The last time the state was won by a Republican candidate was in 1988 by George H. W. Bush. Obama won with 61.01 % of the votes. The last time the margin was higher in the state was in 1936 when Franklin D. Roosevelt won with 66.95% of the vote. In San Francisco and Alameda County, four out of five voters backed the Democratic candidate. Elsewhere in the Bay Area, Obama won every county by a three to greater. In Los Angeles County, Obama won 70% of the votes, his combined margin in the Bay Area and Los Angeles County would have been more than enough to carry the state. Obama made considerable headway in Republican areas of the state. Fresno County, for example, a populated county in the Central Valley, went from giving Bush a 16% margin to a 1% margin for Obama. San Diego County moved from a six-percent margin for Bush to a 10-point margin for Obama—only the second time since World War II that a Democrat has carried this military-dominated county. San Bernardino and Riverside went from double-digit Republican victories to narrow Democratic wins.

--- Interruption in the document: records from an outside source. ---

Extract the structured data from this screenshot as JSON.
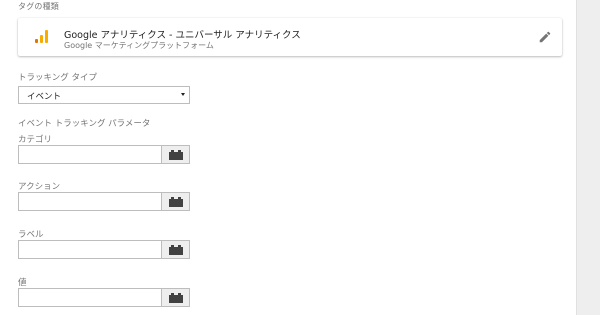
{
  "section": {
    "tag_type_label": "タグの種類"
  },
  "tag": {
    "title": "Google アナリティクス - ユニバーサル アナリティクス",
    "subtitle": "Google マーケティングプラットフォーム",
    "icon": "google-analytics-icon",
    "edit_icon": "pencil-icon",
    "colors": {
      "bar_dark": "#e37400",
      "bar_light": "#f9ab00",
      "edit": "#757575"
    }
  },
  "tracking": {
    "label": "トラッキング タイプ",
    "selected": "イベント"
  },
  "event_params": {
    "header": "イベント トラッキング パラメータ",
    "fields": [
      {
        "label": "カテゴリ",
        "value": ""
      },
      {
        "label": "アクション",
        "value": ""
      },
      {
        "label": "ラベル",
        "value": ""
      },
      {
        "label": "値",
        "value": ""
      }
    ],
    "variable_button_icon": "variable-brick-icon"
  }
}
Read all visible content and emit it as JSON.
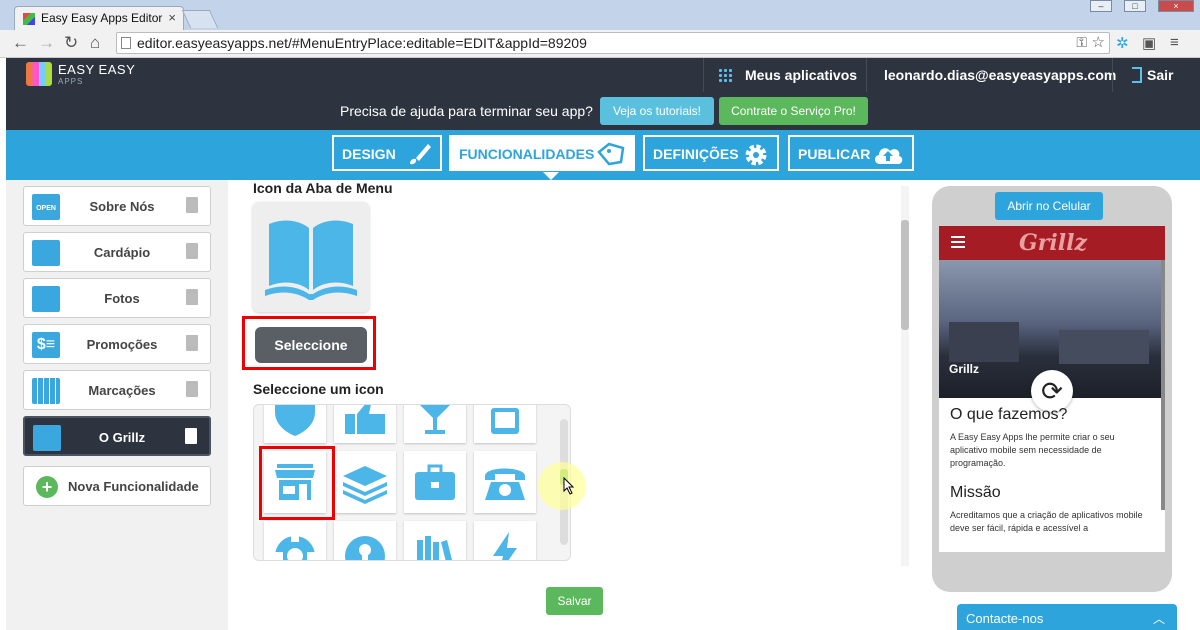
{
  "browser": {
    "tab_title": "Easy Easy Apps Editor",
    "url": "editor.easyeasyapps.net/#MenuEntryPlace:editable=EDIT&appId=89209"
  },
  "header": {
    "logo_line1": "EASY EASY",
    "logo_line2": "APPS",
    "my_apps": "Meus aplicativos",
    "user_email": "leonardo.dias@easyeasyapps.com",
    "logout": "Sair"
  },
  "helpbar": {
    "text": "Precisa de ajuda para terminar seu app?",
    "tutorials_button": "Veja os tutoriais!",
    "pro_button": "Contrate o Serviço Pro!"
  },
  "menu": {
    "tabs": [
      {
        "label": "DESIGN",
        "icon": "brush-icon"
      },
      {
        "label": "FUNCIONALIDADES",
        "icon": "tag-icon"
      },
      {
        "label": "DEFINIÇÕES",
        "icon": "gear-icon"
      },
      {
        "label": "PUBLICAR",
        "icon": "cloud-upload-icon"
      }
    ],
    "active": "FUNCIONALIDADES"
  },
  "sidebar": {
    "items": [
      {
        "label": "Sobre Nós",
        "icon": "open-sign-icon"
      },
      {
        "label": "Cardápio",
        "icon": "book-icon"
      },
      {
        "label": "Fotos",
        "icon": "photos-icon"
      },
      {
        "label": "Promoções",
        "icon": "price-list-icon"
      },
      {
        "label": "Marcações",
        "icon": "calendar-icon"
      },
      {
        "label": "O Grillz",
        "icon": "book-icon"
      }
    ],
    "active": "O Grillz",
    "add_label": "Nova Funcionalidade"
  },
  "main": {
    "tab_icon_heading": "Icon da Aba de Menu",
    "select_button": "Seleccione",
    "select_icon_heading": "Seleccione um icon",
    "save_button": "Salvar"
  },
  "preview": {
    "open_phone_button": "Abrir no Celular",
    "brand": "Grillz",
    "photo_caption": "Grillz",
    "section1_title": "O que fazemos?",
    "section1_text": "A Easy Easy Apps lhe permite criar o seu aplicativo mobile sem necessidade de programação.",
    "section2_title": "Missão",
    "section2_text": "Acreditamos que a criação de aplicativos mobile deve ser fácil, rápida e acessível a"
  },
  "contact": {
    "label": "Contacte-nos"
  },
  "colors": {
    "primary": "#2ea4dd",
    "dark": "#2d3440",
    "green": "#5cb85c",
    "highlight_red": "#e00000",
    "icon_blue": "#4cb6e8"
  }
}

Ventura County moved from Republican to Democratic. Orange County one of the most Republican suburban counties in the nation, went from a 21-point margin for Bush to only a 2.5-point margin for McCain. Voter turnout was fairly higher in the election; the 79% turnout of registered voters was the highest since the 1976 presidential election. Despite the Democratic landslide in California, during the same election, a ballot proposition to ban same-sex marriage narrowly passed. A number of counties that had voted for Obama voted yes for it, as it was supported by Hispanics and African Americans. Though Obama considered marriage to be between a man and a woman at the time, he opposed the "divisive and discriminatory efforts to amend the California Constitution... the U. S. Constitution or those of other states". Arnold Schwarzenegger, the state's Republican governor and a supporter of McCain, opposed the proposition, though McCain supported it; the following are official results from the California Secretary of State.
The results below are compiled from the final reports available from the Secretary of State. The "others" category includes write-in votes. Obama carried 42 congressional districts in California, including all 34 districts held by Democrats and eight districts held by Republicans in the U. S. House of Representatives. Technically the voters of California cast their ballots for electors: representatives t